[Task statement] Print every one of the records verbatim, omitting nothing.
:::
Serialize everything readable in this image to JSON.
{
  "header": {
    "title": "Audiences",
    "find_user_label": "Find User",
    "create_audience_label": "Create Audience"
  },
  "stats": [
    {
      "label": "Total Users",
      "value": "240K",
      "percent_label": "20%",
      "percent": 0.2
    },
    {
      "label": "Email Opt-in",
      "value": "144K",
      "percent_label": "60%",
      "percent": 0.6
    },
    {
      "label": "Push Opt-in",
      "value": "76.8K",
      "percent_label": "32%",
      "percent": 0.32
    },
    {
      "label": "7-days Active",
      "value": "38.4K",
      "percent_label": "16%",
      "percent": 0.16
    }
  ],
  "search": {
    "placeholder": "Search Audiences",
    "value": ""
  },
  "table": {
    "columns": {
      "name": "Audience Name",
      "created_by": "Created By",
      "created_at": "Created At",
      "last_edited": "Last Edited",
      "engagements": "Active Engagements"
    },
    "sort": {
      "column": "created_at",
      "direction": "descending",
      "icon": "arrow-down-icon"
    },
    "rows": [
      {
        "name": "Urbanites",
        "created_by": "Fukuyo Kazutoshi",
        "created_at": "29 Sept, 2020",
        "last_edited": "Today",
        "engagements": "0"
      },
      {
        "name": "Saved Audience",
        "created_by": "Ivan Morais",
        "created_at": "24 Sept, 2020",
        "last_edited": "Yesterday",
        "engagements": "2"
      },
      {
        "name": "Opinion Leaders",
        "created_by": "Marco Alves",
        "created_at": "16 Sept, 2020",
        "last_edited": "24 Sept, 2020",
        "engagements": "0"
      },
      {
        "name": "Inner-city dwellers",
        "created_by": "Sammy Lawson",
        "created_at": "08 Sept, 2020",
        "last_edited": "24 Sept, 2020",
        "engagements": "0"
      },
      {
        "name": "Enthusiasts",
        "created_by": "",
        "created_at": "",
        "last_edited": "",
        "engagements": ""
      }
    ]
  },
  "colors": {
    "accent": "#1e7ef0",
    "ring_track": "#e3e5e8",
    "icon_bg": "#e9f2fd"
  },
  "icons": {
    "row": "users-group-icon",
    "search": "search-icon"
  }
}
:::
[Response below]
Serialize everything readable in this image to JSON.
{
  "header": {
    "title": "Audiences",
    "find_user_label": "Find User",
    "create_audience_label": "Create Audience"
  },
  "stats": [
    {
      "label": "Total Users",
      "value": "240K",
      "percent_label": "20%",
      "percent": 0.2
    },
    {
      "label": "Email Opt-in",
      "value": "144K",
      "percent_label": "60%",
      "percent": 0.6
    },
    {
      "label": "Push Opt-in",
      "value": "76.8K",
      "percent_label": "32%",
      "percent": 0.32
    },
    {
      "label": "7-days Active",
      "value": "38.4K",
      "percent_label": "16%",
      "percent": 0.16
    }
  ],
  "search": {
    "placeholder": "Search Audiences",
    "value": ""
  },
  "table": {
    "columns": {
      "name": "Audience Name",
      "created_by": "Created By",
      "created_at": "Created At",
      "last_edited": "Last Edited",
      "engagements": "Active Engagements"
    },
    "sort": {
      "column": "created_at",
      "direction": "descending",
      "icon": "arrow-down-icon"
    },
    "rows": [
      {
        "name": "Urbanites",
        "created_by": "Fukuyo Kazutoshi",
        "created_at": "29 Sept, 2020",
        "last_edited": "Today",
        "engagements": "0"
      },
      {
        "name": "Saved Audience",
        "created_by": "Ivan Morais",
        "created_at": "24 Sept, 2020",
        "last_edited": "Yesterday",
        "engagements": "2"
      },
      {
        "name": "Opinion Leaders",
        "created_by": "Marco Alves",
        "created_at": "16 Sept, 2020",
        "last_edited": "24 Sept, 2020",
        "engagements": "0"
      },
      {
        "name": "Inner-city dwellers",
        "created_by": "Sammy Lawson",
        "created_at": "08 Sept, 2020",
        "last_edited": "24 Sept, 2020",
        "engagements": "0"
      },
      {
        "name": "Enthusiasts",
        "created_by": "",
        "created_at": "",
        "last_edited": "",
        "engagements": ""
      }
    ]
  },
  "colors": {
    "accent": "#1e7ef0",
    "ring_track": "#e3e5e8",
    "icon_bg": "#e9f2fd"
  },
  "icons": {
    "row": "users-group-icon",
    "search": "search-icon"
  }
}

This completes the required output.